But the other half of what’s missing is that it’s a rule that’s only conveniently followed. And that’s exactly how it’s done everywhere.

We cooperate for only as long as we can consciously or unconsciously sense a recurring benefit. It’s why we form groups. A financial company is a group. As is a class. Or friends. It creates a vision, a shared objective, a common belief. And you usually do not extend this courtesy to others who oppose or threaten your inner circle.

People can be as nice as they want to be only when the stakes are low. If you are an old man who needs help getting on the bus, then consciously or unconsciously, helping you is a quick way of getting a mood boost.

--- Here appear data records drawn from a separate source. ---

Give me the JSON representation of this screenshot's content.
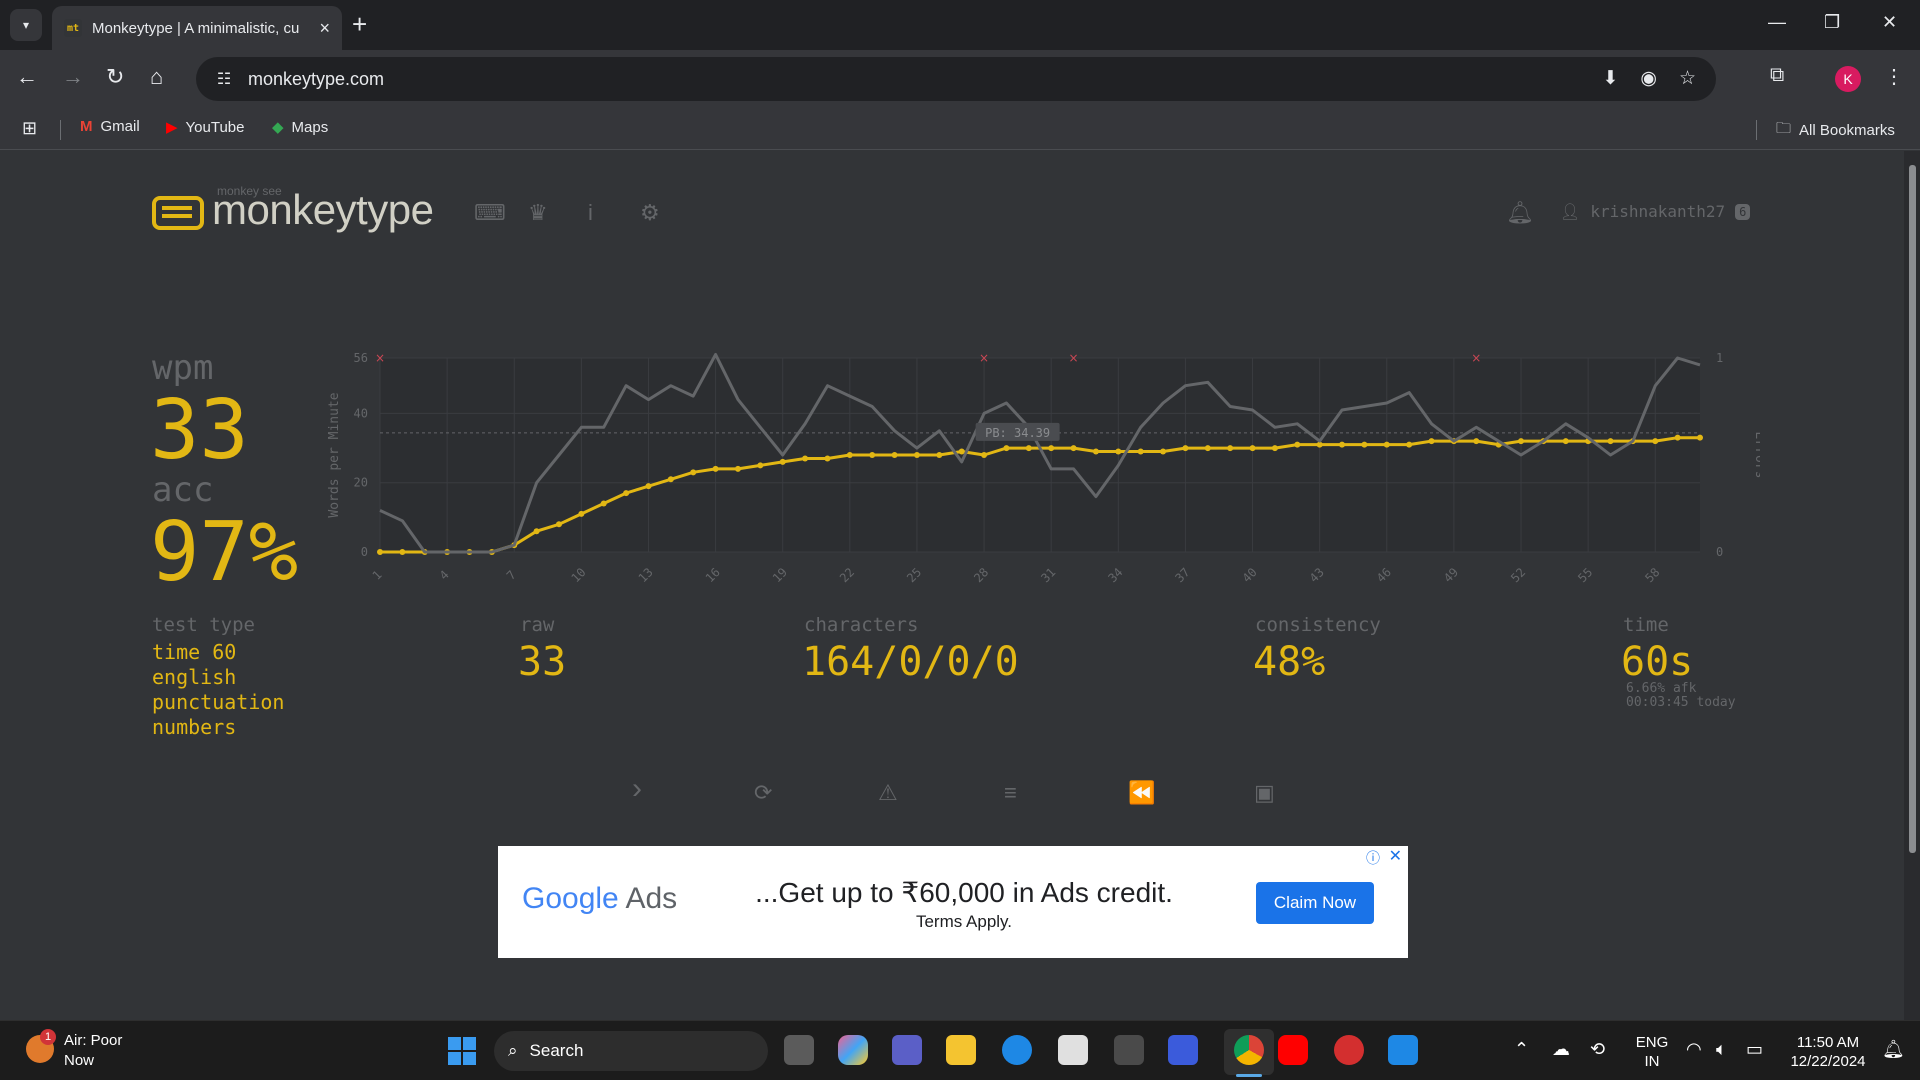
{
  "browser": {
    "tab_title": "Monkeytype | A minimalistic, cu",
    "tab_favicon": "mt",
    "url": "monkeytype.com",
    "bookmarks": [
      {
        "label": "Gmail",
        "icon": "gmail-icon",
        "color": "#ea4335"
      },
      {
        "label": "YouTube",
        "icon": "youtube-icon",
        "color": "#ff0000"
      },
      {
        "label": "Maps",
        "icon": "maps-icon",
        "color": "#34a853"
      }
    ],
    "all_bookmarks_label": "All Bookmarks",
    "profile_initial": "K"
  },
  "site": {
    "logo_small": "monkey see",
    "logo_text": "monkeytype",
    "username": "krishnakanth27",
    "level": "6"
  },
  "result": {
    "wpm_label": "wpm",
    "wpm": "33",
    "acc_label": "acc",
    "acc": "97%",
    "test_type_label": "test type",
    "test_type_lines": [
      "time 60",
      "english",
      "punctuation",
      "numbers"
    ],
    "raw_label": "raw",
    "raw": "33",
    "characters_label": "characters",
    "characters": "164/0/0/0",
    "consistency_label": "consistency",
    "consistency": "48%",
    "time_label": "time",
    "time": "60s",
    "afk_note": "6.66% afk",
    "today_note": "00:03:45 today"
  },
  "chart_data": {
    "type": "line",
    "ylabel": "Words per Minute",
    "y2label": "Errors",
    "ylim": [
      0,
      56
    ],
    "yticks": [
      0,
      20,
      40,
      56
    ],
    "y2ticks": [
      0,
      1
    ],
    "x": [
      1,
      2,
      3,
      4,
      5,
      6,
      7,
      8,
      9,
      10,
      11,
      12,
      13,
      14,
      15,
      16,
      17,
      18,
      19,
      20,
      21,
      22,
      23,
      24,
      25,
      26,
      27,
      28,
      29,
      30,
      31,
      32,
      33,
      34,
      35,
      36,
      37,
      38,
      39,
      40,
      41,
      42,
      43,
      44,
      45,
      46,
      47,
      48,
      49,
      50,
      51,
      52,
      53,
      54,
      55,
      56,
      57,
      58,
      59,
      60
    ],
    "xticks": [
      1,
      4,
      7,
      10,
      13,
      16,
      19,
      22,
      25,
      28,
      31,
      34,
      37,
      40,
      43,
      46,
      49,
      52,
      55,
      58
    ],
    "pb_label": "PB: 34.39",
    "pb_value": 34.39,
    "series": [
      {
        "name": "wpm",
        "color": "#e2b714",
        "values": [
          0,
          0,
          0,
          0,
          0,
          0,
          2,
          6,
          8,
          11,
          14,
          17,
          19,
          21,
          23,
          24,
          24,
          25,
          26,
          27,
          27,
          28,
          28,
          28,
          28,
          28,
          29,
          28,
          30,
          30,
          30,
          30,
          29,
          29,
          29,
          29,
          30,
          30,
          30,
          30,
          30,
          31,
          31,
          31,
          31,
          31,
          31,
          32,
          32,
          32,
          31,
          32,
          32,
          32,
          32,
          32,
          32,
          32,
          33,
          33
        ]
      },
      {
        "name": "raw",
        "color": "#646669",
        "values": [
          12,
          9,
          0,
          0,
          0,
          0,
          2,
          20,
          28,
          36,
          36,
          48,
          44,
          48,
          45,
          57,
          44,
          36,
          28,
          37,
          48,
          45,
          42,
          35,
          30,
          35,
          26,
          40,
          43,
          36,
          24,
          24,
          16,
          25,
          36,
          43,
          48,
          49,
          42,
          41,
          36,
          37,
          32,
          41,
          42,
          43,
          46,
          37,
          32,
          36,
          32,
          28,
          32,
          37,
          33,
          28,
          32,
          48,
          56,
          54
        ]
      }
    ],
    "errors_x": [
      1,
      28,
      32,
      50
    ]
  },
  "actions": [
    {
      "name": "next-test-button",
      "glyph": "›"
    },
    {
      "name": "restart-button",
      "glyph": "⟳"
    },
    {
      "name": "practice-words-button",
      "glyph": "⚠"
    },
    {
      "name": "show-words-history-button",
      "glyph": "≡"
    },
    {
      "name": "watch-replay-button",
      "glyph": "⏪"
    },
    {
      "name": "save-screenshot-button",
      "glyph": "▣"
    }
  ],
  "ad": {
    "brand": "Google",
    "product": "Ads",
    "headline": "...Get up to ₹60,000 in Ads credit.",
    "subline": "Terms Apply.",
    "cta": "Claim Now"
  },
  "taskbar": {
    "weather_title": "Air: Poor",
    "weather_sub": "Now",
    "weather_badge": "1",
    "search_label": "Search",
    "lang_line1": "ENG",
    "lang_line2": "IN",
    "time": "11:50 AM",
    "date": "12/22/2024"
  }
}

But draw up the battlefields in a highly competitive class where everyone is benchmarked and compared against a bell curve, there is far more reluctance to share notes or go the extra mile to help a ‘fellow competitor’.

We are about as self-serving as we can be without tarnishing our public reputation of being a nice human being. And those who believe in absolute selflessness are quickly destroyed, and they too will learn to harden themselves. It’s exactly how it worked out in Liar Game too. Its protagonist, the naive Kanzaki Nao, only succeeds in unifying her competitors because she eventually learns to lie. Had she remained as she was, she would have stood no chance at all.

Also, we behave in seemingly nice ways because we very rarely chance upon strategies that would completely destroy a person and simultaneously bring us large gains. Unless we manage to completely obliterate a person, a recoverable injury  means we risk the worst possible outcome: revenge. Most strategies don’t work because we understand how powerful revenge can be.

Are we all then great strategists and descendants of Sun Tzu? Of course not. Most of us probably never really think in this way but we know why we won’t entertain certain options no matter how upset or greedy we are – either the full force of the law descends on us or we risk social alienation. If all restrictions were off, would we behave as nice people? Unlikely. Why do I have to buy from your store every day if I could just kill you with absolutely no repercussions?

Perhaps the most telling example that we are all sufficiently good at pretending to be nice is a simple comparison between who we are now against who we were. We can never survive with our childhood optimism of believing everyone is a friend. Such an approach invites volitional self-destruction. Now, we are still ‘nice’ but we are also more than capable of grievous retaliation, and as long as others agree to be nice and there’s a strong mutual gain, we too shall honour it.

Unless of course, the stakes are high, and an opening (with no chance of recovery) reveals itself.

So have you thought (HYTA) about whether we are the nice people we make ourselves to be?